Top of WORKING DATA

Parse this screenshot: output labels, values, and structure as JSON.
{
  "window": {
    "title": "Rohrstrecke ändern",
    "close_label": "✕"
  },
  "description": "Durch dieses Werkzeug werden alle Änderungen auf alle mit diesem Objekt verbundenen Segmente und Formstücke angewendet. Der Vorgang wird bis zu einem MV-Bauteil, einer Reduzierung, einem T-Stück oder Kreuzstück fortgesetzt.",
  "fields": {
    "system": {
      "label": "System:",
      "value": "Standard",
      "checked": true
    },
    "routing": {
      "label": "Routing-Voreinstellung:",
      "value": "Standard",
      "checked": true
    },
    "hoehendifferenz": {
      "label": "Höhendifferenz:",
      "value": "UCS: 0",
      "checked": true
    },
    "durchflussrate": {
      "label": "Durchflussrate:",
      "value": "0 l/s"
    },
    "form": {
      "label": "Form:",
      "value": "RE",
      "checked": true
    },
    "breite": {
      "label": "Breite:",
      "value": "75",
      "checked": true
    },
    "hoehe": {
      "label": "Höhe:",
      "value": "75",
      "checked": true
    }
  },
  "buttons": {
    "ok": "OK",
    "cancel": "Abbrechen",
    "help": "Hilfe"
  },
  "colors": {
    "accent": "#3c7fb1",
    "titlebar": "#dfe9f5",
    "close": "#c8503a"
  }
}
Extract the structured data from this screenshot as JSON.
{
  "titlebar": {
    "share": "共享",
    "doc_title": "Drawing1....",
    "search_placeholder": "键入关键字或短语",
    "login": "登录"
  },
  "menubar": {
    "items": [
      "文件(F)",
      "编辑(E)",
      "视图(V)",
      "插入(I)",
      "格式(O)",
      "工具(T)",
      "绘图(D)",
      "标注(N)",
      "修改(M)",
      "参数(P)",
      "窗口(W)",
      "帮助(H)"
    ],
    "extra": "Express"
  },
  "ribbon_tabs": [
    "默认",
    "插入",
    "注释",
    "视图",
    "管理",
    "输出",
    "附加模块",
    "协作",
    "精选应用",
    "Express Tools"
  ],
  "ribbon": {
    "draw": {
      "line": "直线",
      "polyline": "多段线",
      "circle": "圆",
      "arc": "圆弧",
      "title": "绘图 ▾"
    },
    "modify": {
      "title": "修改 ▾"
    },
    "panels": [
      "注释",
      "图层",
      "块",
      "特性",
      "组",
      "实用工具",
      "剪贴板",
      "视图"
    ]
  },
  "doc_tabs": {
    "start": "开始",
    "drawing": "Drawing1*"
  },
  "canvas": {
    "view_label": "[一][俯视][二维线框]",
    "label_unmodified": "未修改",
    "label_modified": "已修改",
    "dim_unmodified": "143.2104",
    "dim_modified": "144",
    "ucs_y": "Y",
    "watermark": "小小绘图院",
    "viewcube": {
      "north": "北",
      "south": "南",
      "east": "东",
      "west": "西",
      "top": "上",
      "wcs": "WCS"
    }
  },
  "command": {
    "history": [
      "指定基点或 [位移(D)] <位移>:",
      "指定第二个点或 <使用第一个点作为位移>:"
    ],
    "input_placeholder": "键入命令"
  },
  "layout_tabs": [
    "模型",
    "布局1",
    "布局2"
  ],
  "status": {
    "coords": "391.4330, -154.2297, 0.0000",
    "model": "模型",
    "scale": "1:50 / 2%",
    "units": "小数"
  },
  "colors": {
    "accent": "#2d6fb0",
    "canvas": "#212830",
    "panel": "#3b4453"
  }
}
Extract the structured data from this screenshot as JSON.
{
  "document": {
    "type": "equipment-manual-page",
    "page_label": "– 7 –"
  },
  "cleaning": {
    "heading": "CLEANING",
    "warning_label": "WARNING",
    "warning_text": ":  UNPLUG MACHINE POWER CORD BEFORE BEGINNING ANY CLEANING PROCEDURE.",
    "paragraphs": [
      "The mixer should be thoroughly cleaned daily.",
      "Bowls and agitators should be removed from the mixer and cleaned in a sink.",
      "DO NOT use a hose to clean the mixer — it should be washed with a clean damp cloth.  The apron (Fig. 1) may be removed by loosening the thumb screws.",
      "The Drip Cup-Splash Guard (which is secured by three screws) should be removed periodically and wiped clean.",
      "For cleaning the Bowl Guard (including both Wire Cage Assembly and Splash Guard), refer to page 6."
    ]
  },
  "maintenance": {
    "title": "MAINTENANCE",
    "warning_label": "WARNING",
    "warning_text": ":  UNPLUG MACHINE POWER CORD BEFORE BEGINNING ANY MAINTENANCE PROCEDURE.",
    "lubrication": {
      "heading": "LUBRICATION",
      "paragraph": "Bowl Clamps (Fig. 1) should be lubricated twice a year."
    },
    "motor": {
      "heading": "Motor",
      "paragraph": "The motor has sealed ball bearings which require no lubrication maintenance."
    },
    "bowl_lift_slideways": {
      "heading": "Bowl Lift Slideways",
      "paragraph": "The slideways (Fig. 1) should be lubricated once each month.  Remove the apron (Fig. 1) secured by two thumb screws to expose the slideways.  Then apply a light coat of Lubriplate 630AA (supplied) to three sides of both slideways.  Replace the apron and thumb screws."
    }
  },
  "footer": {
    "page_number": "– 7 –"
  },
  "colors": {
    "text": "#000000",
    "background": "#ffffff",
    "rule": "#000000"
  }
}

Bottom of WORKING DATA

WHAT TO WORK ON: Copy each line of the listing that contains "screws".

RESPONSE AREA:
      "DO NOT use a hose to clean the mixer — it should be washed with a clean damp cloth.  The apron (Fig. 1) may be removed by loosening the thumb screws.",
      "The Drip Cup-Splash Guard (which is secured by three screws) should be removed periodically and wiped clean.",
      "paragraph": "The slideways (Fig. 1) should be lubricated once each month.  Remove the apron (Fig. 1) secured by two thumb screws to expose the slideways.  Then apply a light coat of Lubriplate 630AA (supplied) to three sides of both slideways.  Replace the apron and thumb screws."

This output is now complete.